Our study aims to test whether and how mental accounting and default mechanisms improve the ability of poor households to save in the formal financial system, cope with negative shocks, and invest in health and education. We are also interested in testing whether making the financial lives of the poor easier has an effect on their cognitive system, and if this, in turn, affects their welfare. Designing savings tools that help the poor to save is a global challenge that could benefit many. The Mexican antipoverty program Oportunidades delivers conditional cash transfers to its beneficiaries via direct deposits into savings accounts. We plan to exploit this key feature of the program to evaluate the potential of default and mental accounting mechanisms for a vulnerable population. We will conduct a randomized controlled trial at the local level with three treatment arms. Households living in control localities (C) will keep receiving their cash transfers via their savings accounts. Households living in our mental accounting localities (T1) will be offered access to an account for “emergencies.” They will be able to voluntarily deposit any amount into this account.

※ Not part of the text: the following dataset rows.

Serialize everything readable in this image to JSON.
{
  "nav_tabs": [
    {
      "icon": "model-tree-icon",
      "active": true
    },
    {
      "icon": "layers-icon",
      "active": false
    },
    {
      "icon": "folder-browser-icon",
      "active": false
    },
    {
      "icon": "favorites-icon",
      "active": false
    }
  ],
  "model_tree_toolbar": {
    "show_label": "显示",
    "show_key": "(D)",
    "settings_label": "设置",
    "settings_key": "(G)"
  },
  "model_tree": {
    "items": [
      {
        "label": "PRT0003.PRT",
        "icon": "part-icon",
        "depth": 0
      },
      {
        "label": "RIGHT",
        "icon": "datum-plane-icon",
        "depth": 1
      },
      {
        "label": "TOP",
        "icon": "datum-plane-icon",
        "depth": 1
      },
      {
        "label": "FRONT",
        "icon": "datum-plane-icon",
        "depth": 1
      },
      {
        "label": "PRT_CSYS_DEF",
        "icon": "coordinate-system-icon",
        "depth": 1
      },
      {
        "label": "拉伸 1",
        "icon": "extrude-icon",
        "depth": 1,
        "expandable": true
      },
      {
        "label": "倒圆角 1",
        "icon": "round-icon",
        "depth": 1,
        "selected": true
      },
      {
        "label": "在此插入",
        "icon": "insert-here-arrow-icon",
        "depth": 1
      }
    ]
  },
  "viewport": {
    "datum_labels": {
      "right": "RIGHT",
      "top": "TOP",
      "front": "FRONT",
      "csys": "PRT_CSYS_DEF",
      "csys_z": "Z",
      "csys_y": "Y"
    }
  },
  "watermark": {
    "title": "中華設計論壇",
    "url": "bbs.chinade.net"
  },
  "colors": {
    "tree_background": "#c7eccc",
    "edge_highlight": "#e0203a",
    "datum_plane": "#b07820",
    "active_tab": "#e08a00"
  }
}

Finally, households living in our mental accounting + default localities (T2) will also be offered access to an account for emergencies and will be given the chance to have 10% of their Oportunidades transfers automatically deposited into their account for emergencies. Comparison of C vs. T1 + T2 will identify the effect of mental accounting. Comparison of T1 vs. T2 will identify the effect of savings by default. Our results will help design better development policies associated with the delivery of conditional cash transfers programs or other government programs that make regular transfer payments to individuals.
Manuela Angelucci, Carlos Chiapa, and Silva Prina
About the Researcher(s)
Manuela Angelucci holds a Ph.D. in Economics from University College London. She is an Assistant Professor at the University of Michigan. Her field of research is development economics. She is currently conducting research on migration, household behavior, and the effect of acute stress on productivity and decision making.
Carlos Chiapa holds a Ph.D. in Economics from Boston University. He is an Assistant Professor of Economics at El Colegio de México. His areas of expertise are applied microeconomics, economic development and program evaluation. His current research focuses on the effects of financial inclusion through savings accounts, on behavior, aspirations and cognitive abilities of individuals.
Silvia Prina holds a Ph.D. in Economics from Boston University. She is Assistant Professor at the Weatherhead School of Management at Case Western Reserve University. Her fields of research are applied microeconomics and development economics. She is currently conducting research aimed at studying whether access to formal savings accounts improves the lives of poor households in Mexico, Nepal and Tanzania.
Read Angelucci, Chiapa and Prina's Final report